[A]fter that second crash, and then the subsequent ones at the Pentagon and in the fields outside Shanksville, Pennsylvania, our government panicked. There’s really no other way to say it. Fear spread up the chain of command.

Rather than recognizing that an extremist group with an identifiable membership and distinctive ideology had exploited fixable flaws in the American security system to carry out the 9/11 attacks, the Bush administration launched the nation on a vague and ultimately catastrophic quest to rid the world of “terror” and “evil.”

[R]emoving the terror cases from traditional federal courts and sending them to military tribunals has still produced no closure for the families of 9/11 victims. So far, none of the alleged 9/11 plotters sitting in Guantánamo have faced trial. Military-commission proceedings for Khalid Sheikh Mohammed, allegedly a mastermind of the attacks, and four co-defendants are still in a pretrial phase.

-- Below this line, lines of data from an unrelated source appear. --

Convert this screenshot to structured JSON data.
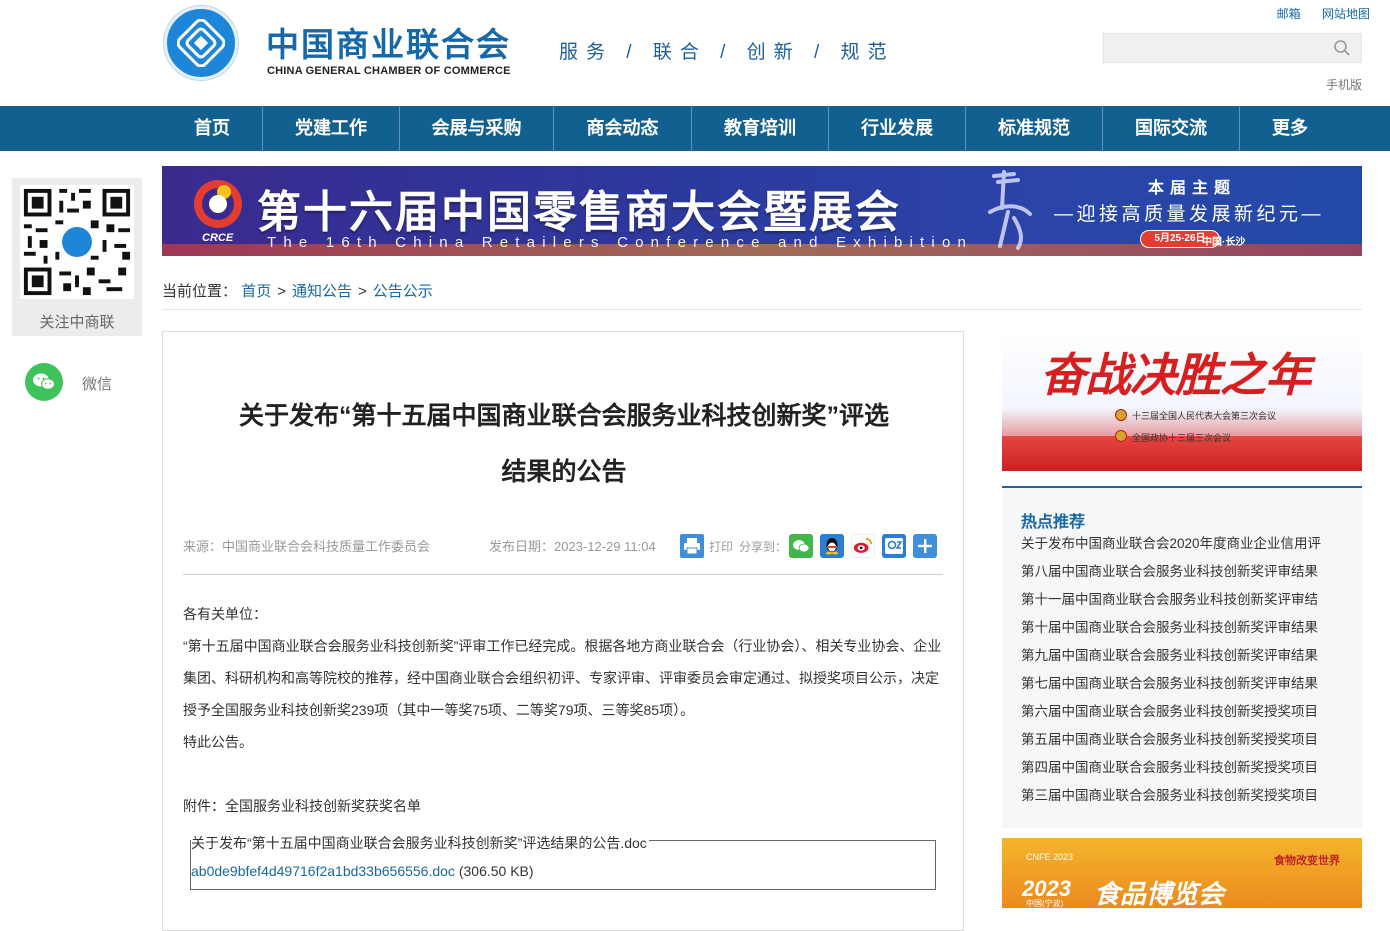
{
  "header": {
    "org_name_cn": "中国商业联合会",
    "org_name_en": "CHINA GENERAL CHAMBER OF COMMERCE",
    "slogan": "服务 / 联合 / 创新 / 规范",
    "top_links": [
      "邮箱",
      "网站地图"
    ],
    "search_placeholder": "",
    "mobile_link": "手机版"
  },
  "nav": {
    "items": [
      "首页",
      "党建工作",
      "会展与采购",
      "商会动态",
      "教育培训",
      "行业发展",
      "标准规范",
      "国际交流",
      "更多"
    ]
  },
  "side_float": {
    "qr_label": "关注中商联",
    "wechat_label": "微信"
  },
  "banner": {
    "logo_text": "CRCE",
    "title": "第十六届中国零售商大会暨展会",
    "subtitle_en": "The 16th China Retailers Conference and Exhibition",
    "theme_title": "本届主题",
    "theme": "—迎接高质量发展新纪元—",
    "date": "5月25-26日",
    "place": "中国·长沙"
  },
  "breadcrumb": {
    "prefix": "当前位置：",
    "items": [
      "首页",
      "通知公告",
      "公告公示"
    ],
    "separator": ">"
  },
  "article": {
    "title": "关于发布“第十五届中国商业联合会服务业科技创新奖”评选结果的公告",
    "source": "来源：中国商业联合会科技质量工作委员会",
    "date": "发布日期：2023-12-29 11:04",
    "print_label": "打印",
    "share_label": "分享到：",
    "salutation": "各有关单位：",
    "paragraph": "“第十五届中国商业联合会服务业科技创新奖”评审工作已经完成。根据各地方商业联合会（行业协会）、相关专业协会、企业集团、科研机构和高等院校的推荐，经中国商业联合会组织初评、专家评审、评审委员会审定通过、拟授奖项目公示，决定授予全国服务业科技创新奖239项（其中一等奖75项、二等奖79项、三等奖85项）。",
    "closing": "特此公告。",
    "attachment_label": "附件：全国服务业科技创新奖获奖名单",
    "file_name": "关于发布“第十五届中国商业联合会服务业科技创新奖”评选结果的公告.doc",
    "file_link": "ab0de9bfef4d49716f2a1bd33b656556.doc",
    "file_size": "(306.50 KB)"
  },
  "right_banner": {
    "title": "奋战决胜之年",
    "line1": "十三届全国人民代表大会第三次会议",
    "line2": "全国政协十三届三次会议"
  },
  "hot": {
    "title": "热点推荐",
    "items": [
      "关于发布中国商业联合会2020年度商业企业信用评",
      "第八届中国商业联合会服务业科技创新奖评审结果",
      "第十一届中国商业联合会服务业科技创新奖评审结",
      "第十届中国商业联合会服务业科技创新奖评审结果",
      "第九届中国商业联合会服务业科技创新奖评审结果",
      "第七届中国商业联合会服务业科技创新奖评审结果",
      "第六届中国商业联合会服务业科技创新奖授奖项目",
      "第五届中国商业联合会服务业科技创新奖授奖项目",
      "第四届中国商业联合会服务业科技创新奖授奖项目",
      "第三届中国商业联合会服务业科技创新奖授奖项目"
    ]
  },
  "food_banner": {
    "tag": "CNFE 2023",
    "year": "2023",
    "title": "食品博览会",
    "slogan": "食物改变世界",
    "place": "中国(宁波)"
  },
  "colors": {
    "nav_bg": "#12608f",
    "brand_blue": "#1668a8",
    "wechat_green": "#3dc35a"
  }
}
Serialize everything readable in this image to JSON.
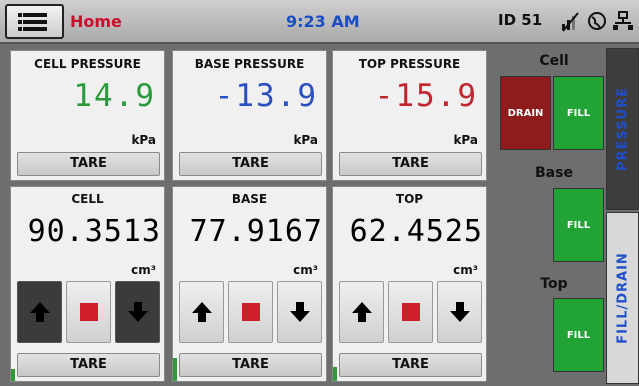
{
  "topbar": {
    "menu_icon": "menu-icon",
    "title": "Home",
    "time": "9:23 AM",
    "device_id": "ID 51",
    "status_icons": [
      "no-signal-icon",
      "globe-icon",
      "network-icon"
    ]
  },
  "pressures": [
    {
      "title": "CELL PRESSURE",
      "value": "14.9",
      "unit": "kPa",
      "tare": "TARE",
      "color": "#2a9a3c"
    },
    {
      "title": "BASE PRESSURE",
      "value": "-13.9",
      "unit": "kPa",
      "tare": "TARE",
      "color": "#2a4fc0"
    },
    {
      "title": "TOP PRESSURE",
      "value": "-15.9",
      "unit": "kPa",
      "tare": "TARE",
      "color": "#c0262e"
    }
  ],
  "volumes": [
    {
      "title": "CELL",
      "value": "90.3513",
      "unit": "cm³",
      "tare": "TARE",
      "level_fraction": 0.06,
      "controls": [
        "up-arrow-icon",
        "stop-icon",
        "down-arrow-icon"
      ]
    },
    {
      "title": "BASE",
      "value": "77.9167",
      "unit": "cm³",
      "tare": "TARE",
      "level_fraction": 0.12,
      "controls": [
        "up-arrow-icon",
        "stop-icon",
        "down-arrow-icon"
      ]
    },
    {
      "title": "TOP",
      "value": "62.4525",
      "unit": "cm³",
      "tare": "TARE",
      "level_fraction": 0.07,
      "controls": [
        "up-arrow-icon",
        "stop-icon",
        "down-arrow-icon"
      ]
    }
  ],
  "side": {
    "cell_label": "Cell",
    "base_label": "Base",
    "top_label": "Top",
    "drain": "DRAIN",
    "fill": "FILL",
    "tab_pressure": "PRESSURE",
    "tab_filldrain": "FILL/DRAIN"
  },
  "colors": {
    "accent_red": "#c8102e",
    "accent_blue": "#1a4fc4",
    "valve_green": "#21a336",
    "valve_red": "#8e1c1c"
  }
}
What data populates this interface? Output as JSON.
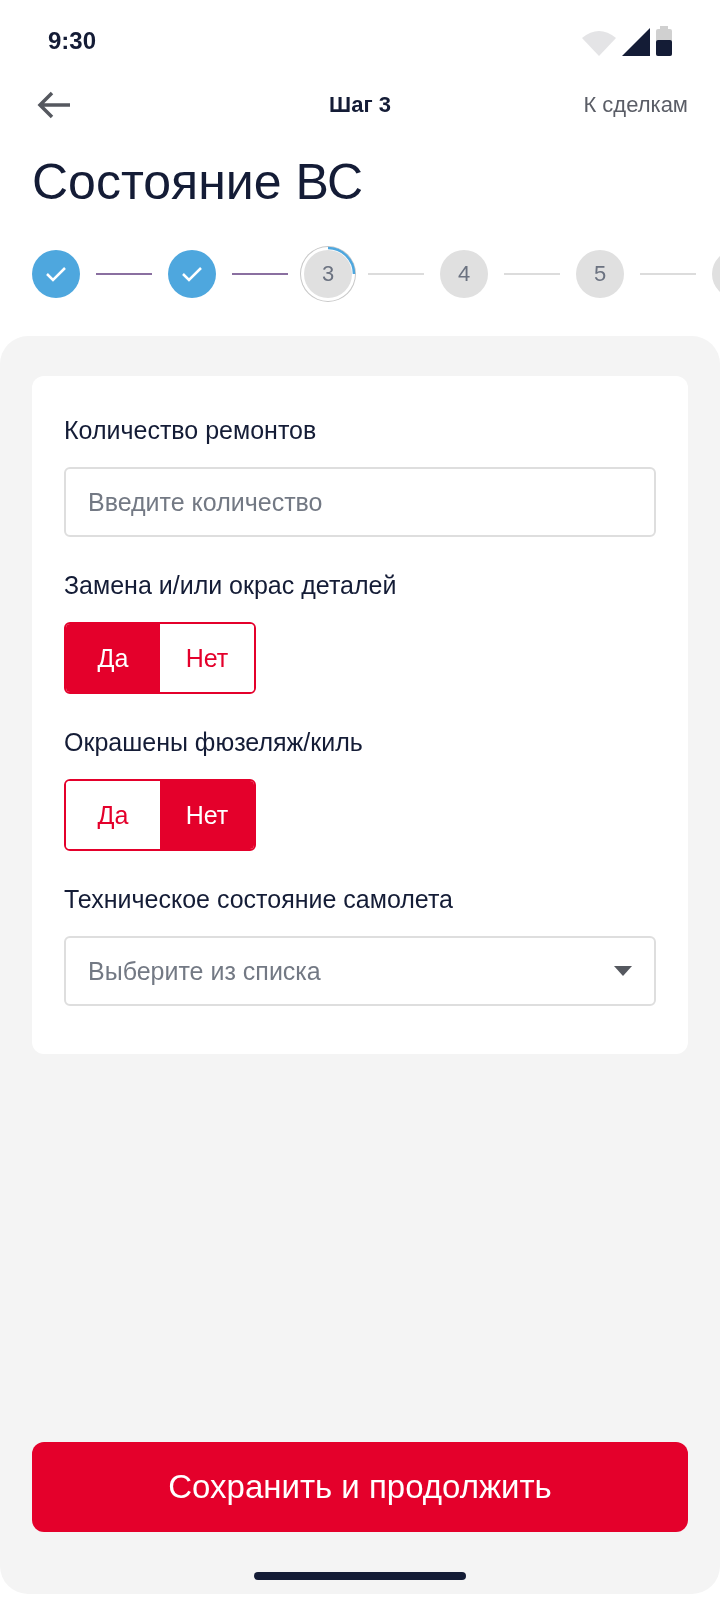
{
  "status_bar": {
    "time": "9:30"
  },
  "header": {
    "title": "Шаг 3",
    "action": "К сделкам"
  },
  "page_title": "Состояние ВС",
  "steps": [
    {
      "kind": "done"
    },
    {
      "kind": "done"
    },
    {
      "kind": "current",
      "label": "3"
    },
    {
      "kind": "upcoming",
      "label": "4"
    },
    {
      "kind": "upcoming",
      "label": "5"
    },
    {
      "kind": "upcoming"
    }
  ],
  "fields": [
    {
      "kind": "input",
      "label": "Количество ремонтов",
      "placeholder": "Введите количество"
    },
    {
      "kind": "toggle",
      "label": "Замена и/или окрас деталей",
      "options": [
        {
          "label": "Да",
          "selected": true
        },
        {
          "label": "Нет",
          "selected": false
        }
      ]
    },
    {
      "kind": "toggle",
      "label": "Окрашены фюзеляж/киль",
      "options": [
        {
          "label": "Да",
          "selected": false
        },
        {
          "label": "Нет",
          "selected": true
        }
      ]
    },
    {
      "kind": "select",
      "label": "Техническое состояние самолета",
      "placeholder": "Выберите из списка"
    }
  ],
  "primary_button": "Сохранить и продолжить"
}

DHS has the wrong DNA. Unlike the Justice Department, it has no institutional culture rooted in respect for the rule of law. Unsteeped in America’s traditions of freedom and openness, the new department was built to view everything through a lens of “Can it hurt us?” This corrosive mindset became particularly visible on immigration and border-control issues, as a culture of welcoming new citizens and families shifted to one of questioning and suspicion—especially if you happened to have dark skin.

Meanwhile, for all the original talk of banishing evil from the world, the [Global War on Terror's] seemingly exclusive focus on Islamic extremism has led to the neglect of other threats actively killing Americans. In the 20 years since 9/11, thousands of Americans have succumbed to mass killers—just not the ones we went to war against in 2001. The victims have included worshippers in churchessynagogues, and temples; people at shopping mallsmovie theaters, and a Walmart; students and faculty at universities and community colleges; professors at a nursing school; children in elementarymiddle, and high schools; kids at an Amish school and on a Minnesota Native American reservation; nearly 60 concertgoers who were machine-gunned to death from hotel windows in Las Vegas. But none of those massacres were by the Islamic extremists we’d been spending so much time and money to combat.

Looking back after two decades, I can’t escape the conclusion that the enemy we ended up fighting after 9/11 was ourselves.

Other analyses:

And the New York Times has a running blog on the events of today's anniversary.